### [Material shown]
● ● ● ● ●
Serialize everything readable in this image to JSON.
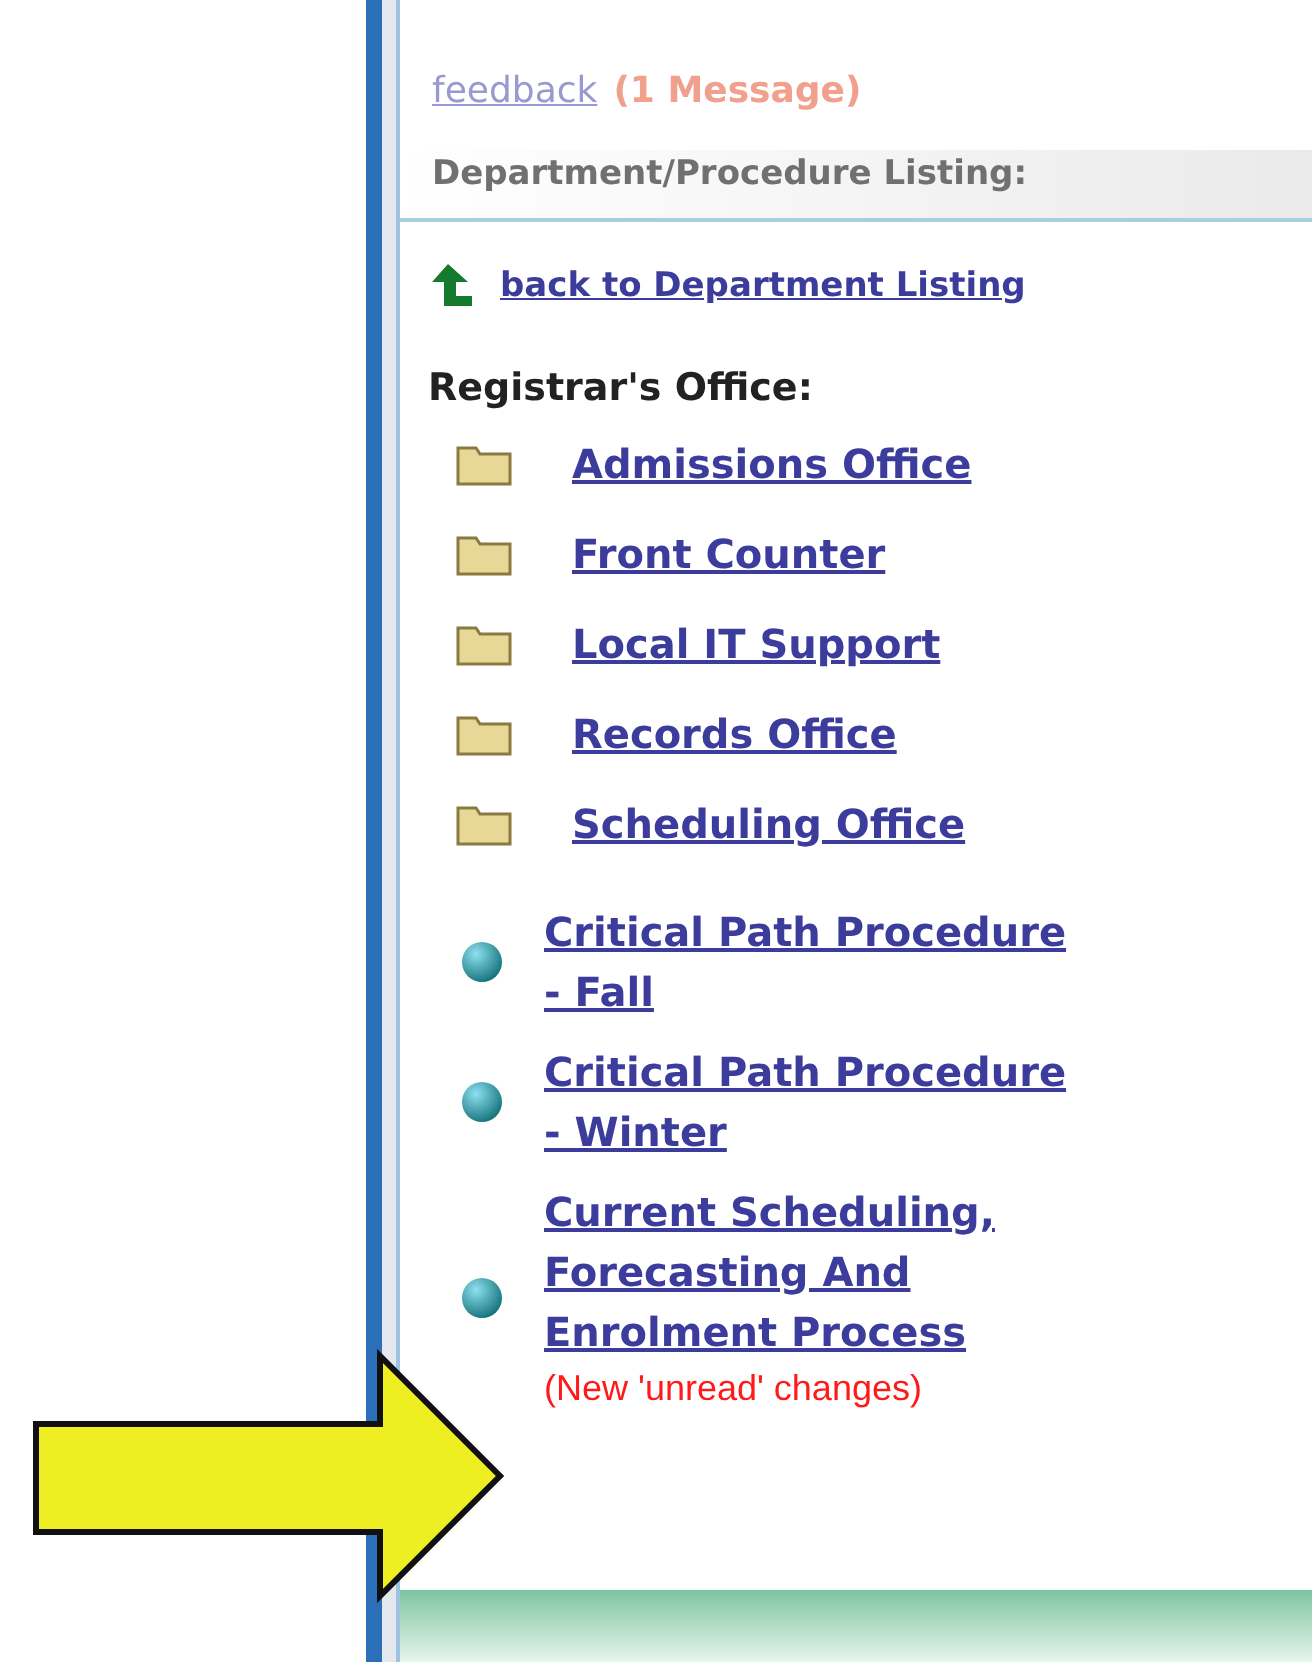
{
  "header": {
    "feedback_link": "feedback",
    "message_count": "(1 Message)"
  },
  "section_title": "Department/Procedure Listing:",
  "back_link": "back to Department Listing",
  "department": "Registrar's Office:",
  "folders": [
    {
      "label": "Admissions Office"
    },
    {
      "label": "Front Counter"
    },
    {
      "label": "Local IT Support"
    },
    {
      "label": "Records Office"
    },
    {
      "label": "Scheduling Office"
    }
  ],
  "procedures": [
    {
      "label": "Critical Path Procedure - Fall"
    },
    {
      "label": "Critical Path Procedure - Winter"
    },
    {
      "label": "Current Scheduling, Forecasting And Enrolment Process",
      "note": "(New 'unread' changes)"
    }
  ]
}
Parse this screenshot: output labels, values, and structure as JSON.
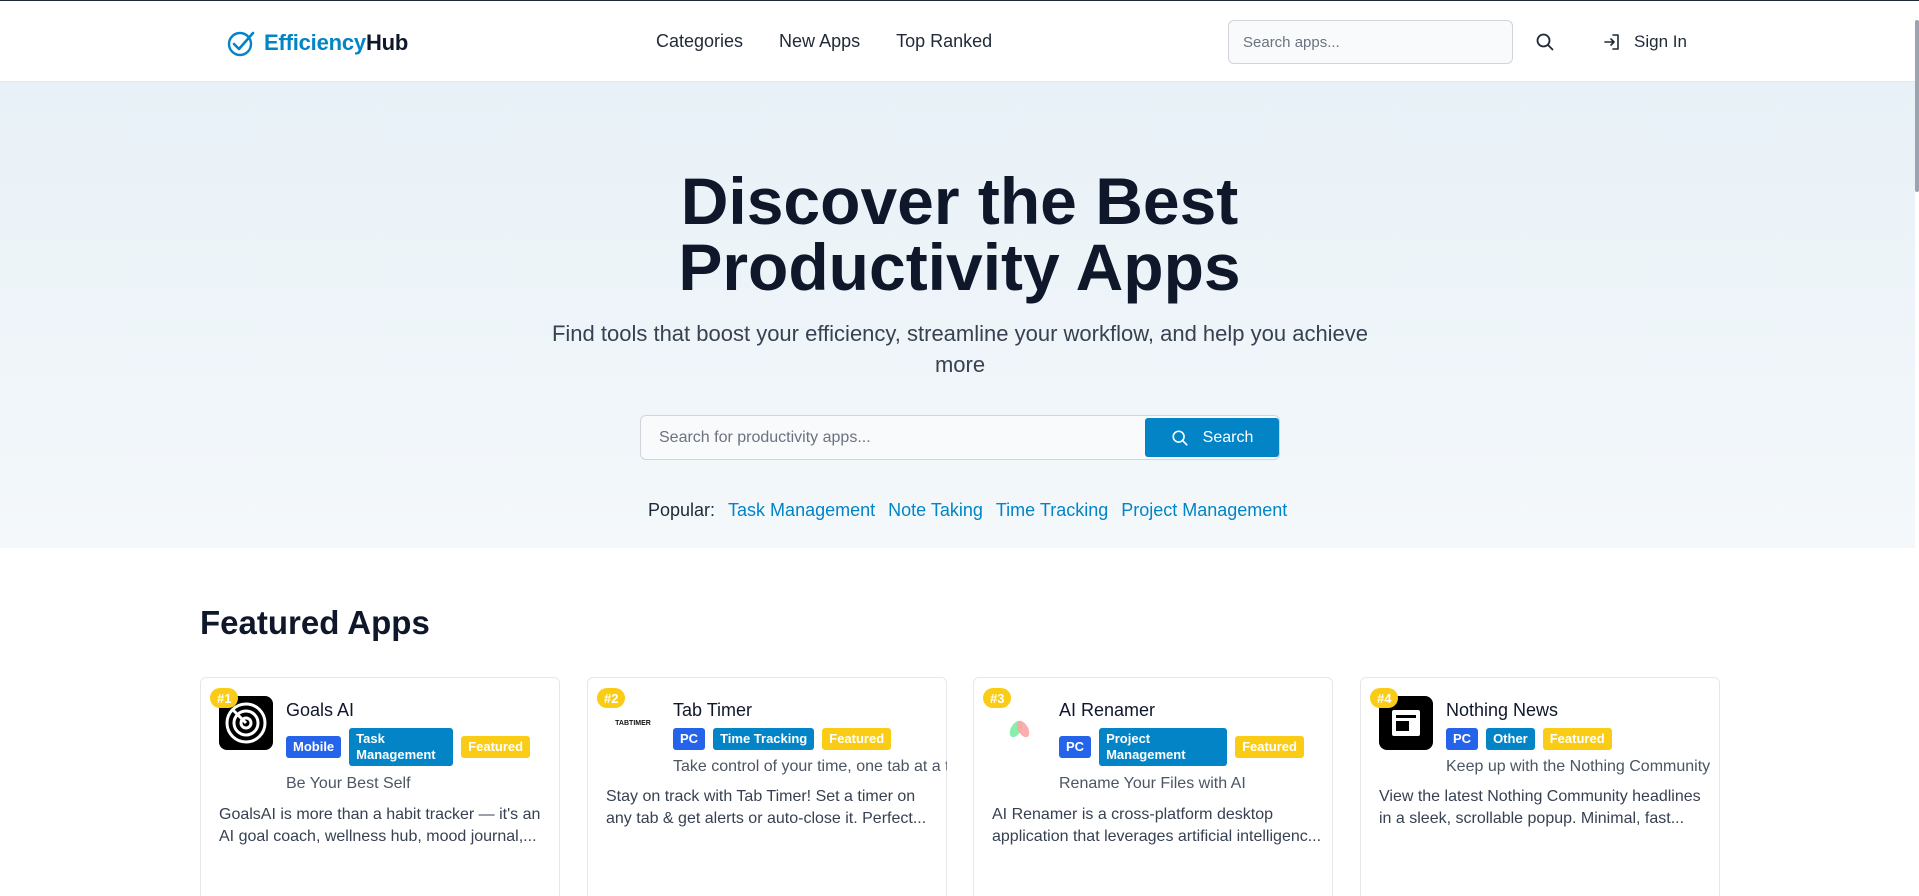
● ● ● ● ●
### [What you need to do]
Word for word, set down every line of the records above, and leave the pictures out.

### [Solved exercise]
Serialize everything readable in this image to JSON.
{
  "header": {
    "feedback_link": "feedback",
    "message_count": "(1 Message)"
  },
  "section_title": "Department/Procedure Listing:",
  "back_link": "back to Department Listing",
  "department": "Registrar's Office:",
  "folders": [
    {
      "label": "Admissions Office"
    },
    {
      "label": "Front Counter"
    },
    {
      "label": "Local IT Support"
    },
    {
      "label": "Records Office"
    },
    {
      "label": "Scheduling Office"
    }
  ],
  "procedures": [
    {
      "label": "Critical Path Procedure - Fall"
    },
    {
      "label": "Critical Path Procedure - Winter"
    },
    {
      "label": "Current Scheduling, Forecasting And Enrolment Process",
      "note": "(New 'unread' changes)"
    }
  ]
}
Parse this screenshot: output labels, values, and structure as JSON.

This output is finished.